PROBLEM TO SOLVE
In your copy, leave out the pictures and repeat the entries below exactly.
INFORMATION SUPPLIED START
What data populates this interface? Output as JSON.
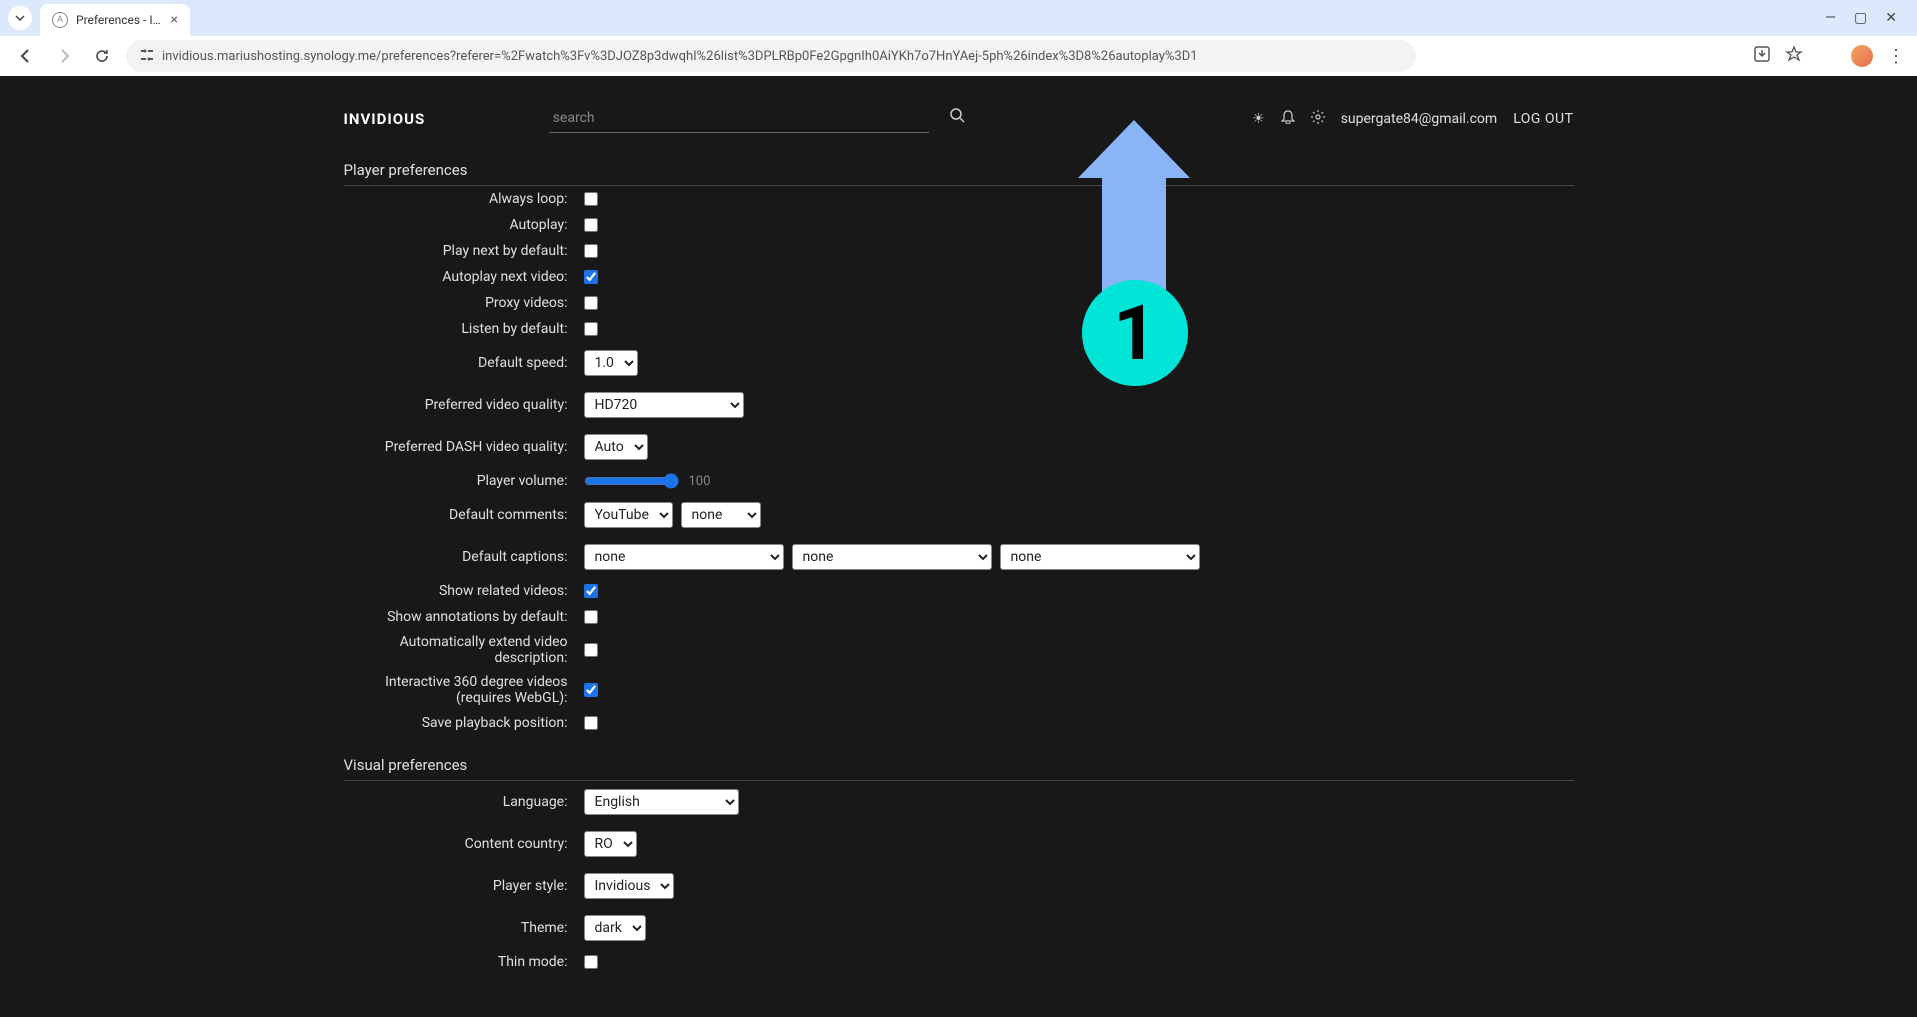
{
  "browser": {
    "tab_title": "Preferences - Invidious",
    "url": "invidious.mariushosting.synology.me/preferences?referer=%2Fwatch%3Fv%3DJOZ8p3dwqhI%26list%3DPLRBp0Fe2GpgnIh0AiYKh7o7HnYAej-5ph%26index%3D8%26autoplay%3D1",
    "window_min": "—",
    "window_max": "▢",
    "window_close": "✕"
  },
  "header": {
    "logo": "INVIDIOUS",
    "search_placeholder": "search",
    "user_email": "supergate84@gmail.com",
    "logout": "LOG OUT"
  },
  "sections": {
    "player": "Player preferences",
    "visual": "Visual preferences"
  },
  "prefs": {
    "always_loop": {
      "label": "Always loop:",
      "checked": false
    },
    "autoplay": {
      "label": "Autoplay:",
      "checked": false
    },
    "play_next": {
      "label": "Play next by default:",
      "checked": false
    },
    "autoplay_next": {
      "label": "Autoplay next video:",
      "checked": true
    },
    "proxy": {
      "label": "Proxy videos:",
      "checked": false
    },
    "listen": {
      "label": "Listen by default:",
      "checked": false
    },
    "speed": {
      "label": "Default speed:",
      "value": "1.0"
    },
    "quality": {
      "label": "Preferred video quality:",
      "value": "HD720"
    },
    "dash_quality": {
      "label": "Preferred DASH video quality:",
      "value": "Auto"
    },
    "volume": {
      "label": "Player volume:",
      "value": "100"
    },
    "comments": {
      "label": "Default comments:",
      "value1": "YouTube",
      "value2": "none"
    },
    "captions": {
      "label": "Default captions:",
      "value1": "none",
      "value2": "none",
      "value3": "none"
    },
    "related": {
      "label": "Show related videos:",
      "checked": true
    },
    "annotations": {
      "label": "Show annotations by default:",
      "checked": false
    },
    "extend_desc": {
      "label": "Automatically extend video description:",
      "checked": false
    },
    "vr360": {
      "label": "Interactive 360 degree videos (requires WebGL):",
      "checked": true
    },
    "save_pos": {
      "label": "Save playback position:",
      "checked": false
    },
    "language": {
      "label": "Language:",
      "value": "English"
    },
    "country": {
      "label": "Content country:",
      "value": "RO"
    },
    "player_style": {
      "label": "Player style:",
      "value": "Invidious"
    },
    "theme": {
      "label": "Theme:",
      "value": "dark"
    },
    "thin": {
      "label": "Thin mode:",
      "checked": false
    }
  },
  "annotation": {
    "num": "1"
  }
}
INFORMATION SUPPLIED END
EXERCISE RESULT
What data populates this interface? Output as JSON.
{
  "browser": {
    "tab_title": "Preferences - Invidious",
    "url": "invidious.mariushosting.synology.me/preferences?referer=%2Fwatch%3Fv%3DJOZ8p3dwqhI%26list%3DPLRBp0Fe2GpgnIh0AiYKh7o7HnYAej-5ph%26index%3D8%26autoplay%3D1",
    "window_min": "—",
    "window_max": "▢",
    "window_close": "✕"
  },
  "header": {
    "logo": "INVIDIOUS",
    "search_placeholder": "search",
    "user_email": "supergate84@gmail.com",
    "logout": "LOG OUT"
  },
  "sections": {
    "player": "Player preferences",
    "visual": "Visual preferences"
  },
  "prefs": {
    "always_loop": {
      "label": "Always loop:",
      "checked": false
    },
    "autoplay": {
      "label": "Autoplay:",
      "checked": false
    },
    "play_next": {
      "label": "Play next by default:",
      "checked": false
    },
    "autoplay_next": {
      "label": "Autoplay next video:",
      "checked": true
    },
    "proxy": {
      "label": "Proxy videos:",
      "checked": false
    },
    "listen": {
      "label": "Listen by default:",
      "checked": false
    },
    "speed": {
      "label": "Default speed:",
      "value": "1.0"
    },
    "quality": {
      "label": "Preferred video quality:",
      "value": "HD720"
    },
    "dash_quality": {
      "label": "Preferred DASH video quality:",
      "value": "Auto"
    },
    "volume": {
      "label": "Player volume:",
      "value": "100"
    },
    "comments": {
      "label": "Default comments:",
      "value1": "YouTube",
      "value2": "none"
    },
    "captions": {
      "label": "Default captions:",
      "value1": "none",
      "value2": "none",
      "value3": "none"
    },
    "related": {
      "label": "Show related videos:",
      "checked": true
    },
    "annotations": {
      "label": "Show annotations by default:",
      "checked": false
    },
    "extend_desc": {
      "label": "Automatically extend video description:",
      "checked": false
    },
    "vr360": {
      "label": "Interactive 360 degree videos (requires WebGL):",
      "checked": true
    },
    "save_pos": {
      "label": "Save playback position:",
      "checked": false
    },
    "language": {
      "label": "Language:",
      "value": "English"
    },
    "country": {
      "label": "Content country:",
      "value": "RO"
    },
    "player_style": {
      "label": "Player style:",
      "value": "Invidious"
    },
    "theme": {
      "label": "Theme:",
      "value": "dark"
    },
    "thin": {
      "label": "Thin mode:",
      "checked": false
    }
  },
  "annotation": {
    "num": "1"
  }
}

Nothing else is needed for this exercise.